8 In this case, a reasonable method of allocating gross receipts from telecommunication services in which the call originates in the U.S. and terminates outside the U.S. (other than gross receipts from the DTA agreement) would be to base such allocation on the Illinois property factor. COMPANY may allocate such gross receipts to the numerator of the Illinois sales factor in the same proportion as COMPANY s property in Illinois bears to its property everywhere. In computing the property factor for this purpose, however, COMPANY should apply the rules set forth in IITA Section 304(a)(1) and Department regulations Section , including the rules mentioned above.

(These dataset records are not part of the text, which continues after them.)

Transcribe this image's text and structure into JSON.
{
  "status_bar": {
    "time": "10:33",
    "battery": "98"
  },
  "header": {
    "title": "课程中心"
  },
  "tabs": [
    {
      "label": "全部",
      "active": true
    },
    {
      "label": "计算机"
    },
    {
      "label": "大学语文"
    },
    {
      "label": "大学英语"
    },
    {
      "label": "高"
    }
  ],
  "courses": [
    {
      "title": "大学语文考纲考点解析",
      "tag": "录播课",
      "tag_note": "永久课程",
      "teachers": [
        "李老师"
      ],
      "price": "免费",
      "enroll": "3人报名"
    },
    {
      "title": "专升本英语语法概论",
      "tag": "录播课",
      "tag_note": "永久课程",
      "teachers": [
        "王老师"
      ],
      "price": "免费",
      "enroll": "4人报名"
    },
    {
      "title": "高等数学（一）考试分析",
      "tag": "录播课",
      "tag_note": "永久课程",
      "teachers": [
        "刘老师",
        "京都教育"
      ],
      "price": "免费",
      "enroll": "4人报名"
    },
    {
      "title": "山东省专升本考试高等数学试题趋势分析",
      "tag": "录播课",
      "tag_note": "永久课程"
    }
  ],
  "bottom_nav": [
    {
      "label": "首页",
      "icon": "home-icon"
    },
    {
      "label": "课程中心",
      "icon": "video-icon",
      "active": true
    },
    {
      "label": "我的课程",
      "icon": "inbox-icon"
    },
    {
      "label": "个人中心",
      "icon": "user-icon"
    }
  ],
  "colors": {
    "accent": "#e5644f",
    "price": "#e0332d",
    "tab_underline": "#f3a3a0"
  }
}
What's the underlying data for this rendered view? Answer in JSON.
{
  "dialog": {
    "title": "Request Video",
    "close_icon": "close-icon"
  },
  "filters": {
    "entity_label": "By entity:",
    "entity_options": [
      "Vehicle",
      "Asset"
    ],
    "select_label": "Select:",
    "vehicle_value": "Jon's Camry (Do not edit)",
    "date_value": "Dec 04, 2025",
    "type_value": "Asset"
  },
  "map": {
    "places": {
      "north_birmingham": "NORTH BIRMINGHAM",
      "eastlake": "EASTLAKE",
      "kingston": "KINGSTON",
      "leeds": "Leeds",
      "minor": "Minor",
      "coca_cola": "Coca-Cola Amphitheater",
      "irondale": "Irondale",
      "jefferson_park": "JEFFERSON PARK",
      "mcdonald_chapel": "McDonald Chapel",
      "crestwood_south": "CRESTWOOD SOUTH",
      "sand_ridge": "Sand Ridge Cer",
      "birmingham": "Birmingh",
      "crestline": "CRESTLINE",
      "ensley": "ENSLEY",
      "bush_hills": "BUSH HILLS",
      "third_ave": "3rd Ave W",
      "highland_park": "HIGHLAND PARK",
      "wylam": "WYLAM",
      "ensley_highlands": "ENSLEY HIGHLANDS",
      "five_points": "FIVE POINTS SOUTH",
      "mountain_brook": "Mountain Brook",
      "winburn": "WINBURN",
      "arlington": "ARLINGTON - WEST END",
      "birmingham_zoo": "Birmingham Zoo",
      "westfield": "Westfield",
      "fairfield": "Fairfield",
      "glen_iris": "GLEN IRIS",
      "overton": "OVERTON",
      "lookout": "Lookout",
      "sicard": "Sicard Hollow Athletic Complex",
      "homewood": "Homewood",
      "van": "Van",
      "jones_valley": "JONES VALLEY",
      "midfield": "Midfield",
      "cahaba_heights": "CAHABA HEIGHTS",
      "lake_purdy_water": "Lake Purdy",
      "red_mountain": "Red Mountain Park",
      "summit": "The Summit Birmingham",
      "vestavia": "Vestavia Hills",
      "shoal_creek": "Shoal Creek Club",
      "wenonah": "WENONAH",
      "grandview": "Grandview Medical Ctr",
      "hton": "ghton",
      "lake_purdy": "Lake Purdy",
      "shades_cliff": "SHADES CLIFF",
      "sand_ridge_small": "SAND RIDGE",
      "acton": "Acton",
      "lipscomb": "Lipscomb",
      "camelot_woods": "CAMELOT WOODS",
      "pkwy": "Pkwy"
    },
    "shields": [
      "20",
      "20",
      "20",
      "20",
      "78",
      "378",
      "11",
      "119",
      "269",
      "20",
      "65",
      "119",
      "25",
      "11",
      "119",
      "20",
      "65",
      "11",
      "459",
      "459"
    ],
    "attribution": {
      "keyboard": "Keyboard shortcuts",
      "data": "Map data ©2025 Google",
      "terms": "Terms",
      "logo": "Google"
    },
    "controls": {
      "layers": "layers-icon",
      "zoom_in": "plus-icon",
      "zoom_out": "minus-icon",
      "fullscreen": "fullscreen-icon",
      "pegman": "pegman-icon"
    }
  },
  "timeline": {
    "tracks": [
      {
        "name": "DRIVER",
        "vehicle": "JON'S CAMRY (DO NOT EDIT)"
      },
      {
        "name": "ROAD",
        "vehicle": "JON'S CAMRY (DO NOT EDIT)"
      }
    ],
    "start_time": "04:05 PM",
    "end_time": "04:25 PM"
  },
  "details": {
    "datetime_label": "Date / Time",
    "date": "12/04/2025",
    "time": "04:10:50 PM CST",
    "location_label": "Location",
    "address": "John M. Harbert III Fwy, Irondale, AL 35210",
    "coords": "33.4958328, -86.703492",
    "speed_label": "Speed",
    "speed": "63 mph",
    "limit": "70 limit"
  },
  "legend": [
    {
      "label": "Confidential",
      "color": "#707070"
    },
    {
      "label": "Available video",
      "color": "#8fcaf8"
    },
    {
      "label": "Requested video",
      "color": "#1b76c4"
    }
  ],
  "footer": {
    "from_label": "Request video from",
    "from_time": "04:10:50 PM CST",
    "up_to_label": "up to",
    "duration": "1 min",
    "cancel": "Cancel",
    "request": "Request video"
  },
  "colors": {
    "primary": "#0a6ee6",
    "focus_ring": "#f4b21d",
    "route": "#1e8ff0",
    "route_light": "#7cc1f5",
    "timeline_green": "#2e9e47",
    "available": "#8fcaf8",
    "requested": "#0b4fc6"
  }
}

Thus, only property used in COMPANY s telecommunications business should be included in the computation, the property should be valued at original cost or 8 times the net annual rental rate, as applicable, and the average value of property should be determined in accordance with Regulations Section (g). In addition, COMPANY must apply this method consistently. This ruling shall bind the Department for COMPANY s 2012 taxable year and subsequent taxable years, except as limited pursuant to 2 Ill. Adm. Code (d) and (e). The facts upon which this ruling is based are subject to review by the Department during the course of any audit, investigation or hearing and this ruling shall bind the Department only if the material facts as recited and incorporated in this ruling are correct and complete. This ruling will cease to bind the Department if there is a pertinent change in statutory law, case law, rules or in the material facts recited in this ruling. Sincerely, Brian L. Stocker Chairman, PLR Committee (Income Tax)